* [Input for this task]:
━━━
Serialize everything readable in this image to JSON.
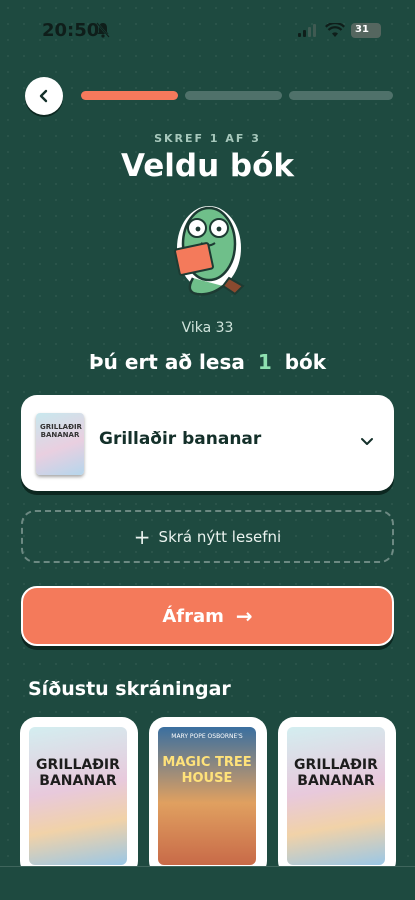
{
  "status": {
    "time": "20:50",
    "battery": "31"
  },
  "progress": {
    "current_step": 1,
    "total_steps": 3
  },
  "header": {
    "step_label": "SKREF 1 AF 3",
    "title": "Veldu bók"
  },
  "week_label": "Vika 33",
  "reading": {
    "prefix": "Þú ert að lesa",
    "count": "1",
    "suffix": "bók"
  },
  "book_select": {
    "selected": "Grillaðir bananar"
  },
  "new_material_button": {
    "plus": "+",
    "label": "Skrá nýtt lesefni"
  },
  "continue_button": {
    "label": "Áfram",
    "arrow": "→"
  },
  "recent": {
    "title": "Síðustu skráningar",
    "items": [
      {
        "cover_title": "GRILLAÐIR BANANAR"
      },
      {
        "cover_title": "MAGIC TREE HOUSE",
        "cover_subtitle": "MARY POPE OSBORNE'S"
      },
      {
        "cover_title": "GRILLAÐIR BANANAR"
      }
    ]
  },
  "icons": [
    "back-arrow-icon",
    "chevron-down-icon",
    "plus-icon",
    "arrow-right-icon",
    "bell-off-icon",
    "signal-icon",
    "wifi-icon",
    "battery-icon"
  ],
  "colors": {
    "background": "#1e4a40",
    "accent": "#f47a5b",
    "highlight": "#8ee0b0"
  }
}
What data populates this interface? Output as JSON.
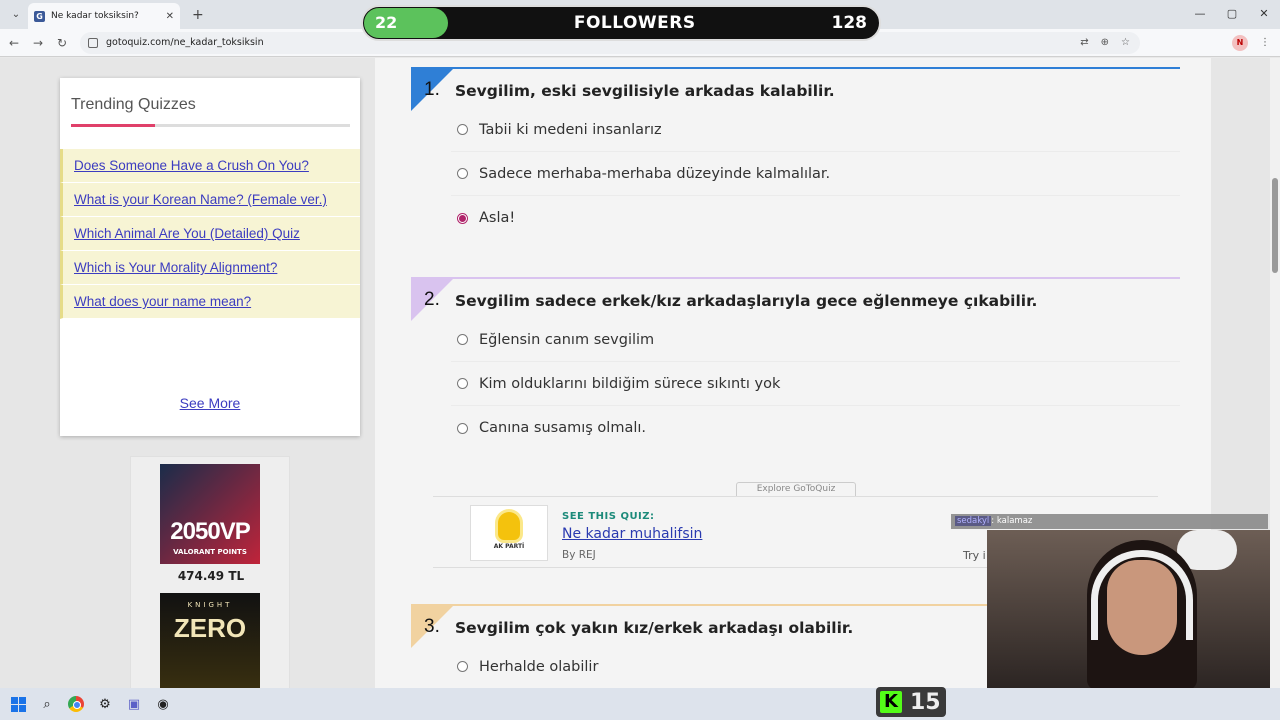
{
  "browser": {
    "tab_title": "Ne kadar toksiksin?",
    "url": "gotoquiz.com/ne_kadar_toksiksin",
    "profile_initial": "N"
  },
  "overlay": {
    "followers_current": "22",
    "followers_label": "FOLLOWERS",
    "followers_goal": "128"
  },
  "sidebar": {
    "title": "Trending Quizzes",
    "items": [
      {
        "label": "Does Someone Have a Crush On You?"
      },
      {
        "label": "What is your Korean Name? (Female ver.)"
      },
      {
        "label": "Which Animal Are You (Detailed) Quiz"
      },
      {
        "label": "Which is Your Morality Alignment?"
      },
      {
        "label": "What does your name mean?"
      }
    ],
    "see_more": "See More"
  },
  "products": [
    {
      "title": "2050VP",
      "subtitle": "VALORANT POINTS",
      "price": "474.49 TL"
    },
    {
      "title": "ZERO",
      "subtitle": "KNIGHT"
    }
  ],
  "questions": [
    {
      "number": "1.",
      "text": "Sevgilim, eski sevgilisiyle arkadas kalabilir.",
      "color": "#2f7fd6",
      "options": [
        {
          "label": "Tabii ki medeni insanlarız",
          "selected": false
        },
        {
          "label": "Sadece merhaba-merhaba düzeyinde kalmalılar.",
          "selected": false
        },
        {
          "label": "Asla!",
          "selected": true
        }
      ]
    },
    {
      "number": "2.",
      "text": "Sevgilim sadece erkek/kız arkadaşlarıyla gece eğlenmeye çıkabilir.",
      "color": "#b07ad6",
      "options": [
        {
          "label": "Eğlensin canım sevgilim",
          "selected": false
        },
        {
          "label": "Kim olduklarını bildiğim sürece sıkıntı yok",
          "selected": false
        },
        {
          "label": "Canına susamış olmalı.",
          "selected": false
        }
      ]
    },
    {
      "number": "3.",
      "text": "Sevgilim çok yakın kız/erkek arkadaşı olabilir.",
      "color": "#e8a13a",
      "options": [
        {
          "label": "Herhalde olabilir",
          "selected": false
        }
      ]
    }
  ],
  "promo": {
    "explore": "Explore GoToQuiz",
    "kicker": "SEE THIS QUIZ:",
    "title": "Ne kadar muhalifsin",
    "by": "By REJ",
    "try": "Try i",
    "image_label": "AK PARTİ"
  },
  "stream": {
    "chat_user": "sedakyl",
    "chat_text": "kalamaz",
    "kick_count": "15"
  }
}
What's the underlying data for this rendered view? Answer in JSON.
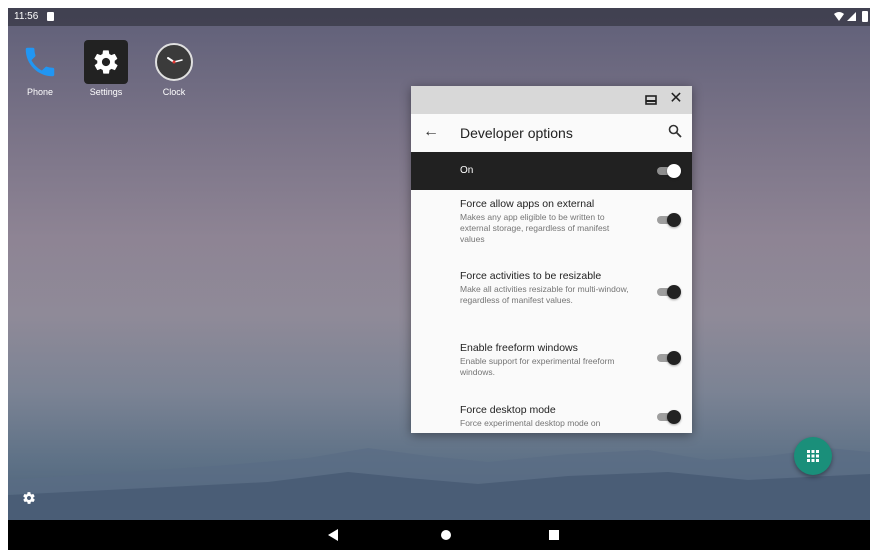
{
  "status_bar": {
    "time": "11:56"
  },
  "desktop_apps": [
    {
      "label": "Phone",
      "icon": "phone-icon"
    },
    {
      "label": "Settings",
      "icon": "gear-icon"
    },
    {
      "label": "Clock",
      "icon": "clock-icon"
    }
  ],
  "window": {
    "title": "Developer options",
    "master_switch": {
      "label": "On",
      "checked": true
    },
    "preferences": [
      {
        "title": "Force allow apps on external",
        "summary": "Makes any app eligible to be written to external storage, regardless of manifest values",
        "checked": true
      },
      {
        "title": "Force activities to be resizable",
        "summary": "Make all activities resizable for multi-window, regardless of manifest values.",
        "checked": true
      },
      {
        "title": "Enable freeform windows",
        "summary": "Enable support for experimental freeform windows.",
        "checked": true
      },
      {
        "title": "Force desktop mode",
        "summary": "Force experimental desktop mode on",
        "checked": true
      }
    ]
  },
  "colors": {
    "fab": "#1a8f7a",
    "master_bar": "#212121",
    "caption_bar": "#d8d8d8"
  }
}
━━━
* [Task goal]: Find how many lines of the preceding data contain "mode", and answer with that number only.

* [Your solution]: 2